Stored data
====================

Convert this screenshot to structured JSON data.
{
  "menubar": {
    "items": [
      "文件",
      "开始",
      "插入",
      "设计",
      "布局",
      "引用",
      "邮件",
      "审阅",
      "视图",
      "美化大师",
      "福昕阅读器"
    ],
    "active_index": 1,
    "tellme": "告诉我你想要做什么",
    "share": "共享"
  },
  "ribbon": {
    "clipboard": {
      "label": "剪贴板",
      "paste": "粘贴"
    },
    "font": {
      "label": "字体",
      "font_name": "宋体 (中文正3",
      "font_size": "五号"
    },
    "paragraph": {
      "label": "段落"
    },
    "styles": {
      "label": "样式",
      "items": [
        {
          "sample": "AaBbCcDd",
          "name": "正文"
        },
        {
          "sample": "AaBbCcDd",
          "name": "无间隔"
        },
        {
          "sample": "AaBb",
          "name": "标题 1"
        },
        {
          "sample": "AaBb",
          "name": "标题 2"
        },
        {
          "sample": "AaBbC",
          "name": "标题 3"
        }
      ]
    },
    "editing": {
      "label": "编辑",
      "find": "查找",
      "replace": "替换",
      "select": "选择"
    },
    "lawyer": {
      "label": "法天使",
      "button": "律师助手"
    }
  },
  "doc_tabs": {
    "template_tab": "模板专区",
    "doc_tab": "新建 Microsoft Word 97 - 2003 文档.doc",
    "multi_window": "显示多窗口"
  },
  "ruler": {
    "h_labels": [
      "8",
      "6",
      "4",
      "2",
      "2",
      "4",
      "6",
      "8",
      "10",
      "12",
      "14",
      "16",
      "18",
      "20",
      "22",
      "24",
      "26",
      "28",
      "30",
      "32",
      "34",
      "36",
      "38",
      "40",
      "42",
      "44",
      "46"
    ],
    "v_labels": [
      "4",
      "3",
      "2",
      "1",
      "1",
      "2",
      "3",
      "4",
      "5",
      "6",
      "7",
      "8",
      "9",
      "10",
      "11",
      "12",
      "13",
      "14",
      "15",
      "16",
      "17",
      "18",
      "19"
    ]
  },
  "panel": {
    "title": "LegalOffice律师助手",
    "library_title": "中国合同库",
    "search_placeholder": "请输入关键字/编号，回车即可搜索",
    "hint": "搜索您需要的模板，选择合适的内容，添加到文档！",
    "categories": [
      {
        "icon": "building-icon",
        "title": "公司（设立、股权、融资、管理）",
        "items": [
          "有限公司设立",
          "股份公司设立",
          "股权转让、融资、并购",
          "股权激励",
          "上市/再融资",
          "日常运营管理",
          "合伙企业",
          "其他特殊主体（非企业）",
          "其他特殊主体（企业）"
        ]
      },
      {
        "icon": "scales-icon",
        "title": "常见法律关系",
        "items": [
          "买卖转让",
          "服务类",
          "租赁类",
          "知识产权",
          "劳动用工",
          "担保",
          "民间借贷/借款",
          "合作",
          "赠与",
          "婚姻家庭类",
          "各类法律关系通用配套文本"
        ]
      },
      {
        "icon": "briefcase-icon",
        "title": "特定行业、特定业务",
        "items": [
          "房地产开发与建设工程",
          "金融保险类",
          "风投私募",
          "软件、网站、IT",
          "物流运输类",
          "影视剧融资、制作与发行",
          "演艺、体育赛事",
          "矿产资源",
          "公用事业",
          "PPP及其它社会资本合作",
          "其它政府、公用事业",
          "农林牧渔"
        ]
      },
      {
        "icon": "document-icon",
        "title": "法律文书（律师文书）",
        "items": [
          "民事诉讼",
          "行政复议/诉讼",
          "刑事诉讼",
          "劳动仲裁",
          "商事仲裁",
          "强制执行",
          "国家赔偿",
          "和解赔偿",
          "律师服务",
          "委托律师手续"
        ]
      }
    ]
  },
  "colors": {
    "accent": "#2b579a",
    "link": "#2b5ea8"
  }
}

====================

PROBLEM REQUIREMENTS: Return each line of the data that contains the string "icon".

ANSWER TO THE EXERCISE:
        "icon": "building-icon",
        "icon": "scales-icon",
        "icon": "briefcase-icon",
        "icon": "document-icon",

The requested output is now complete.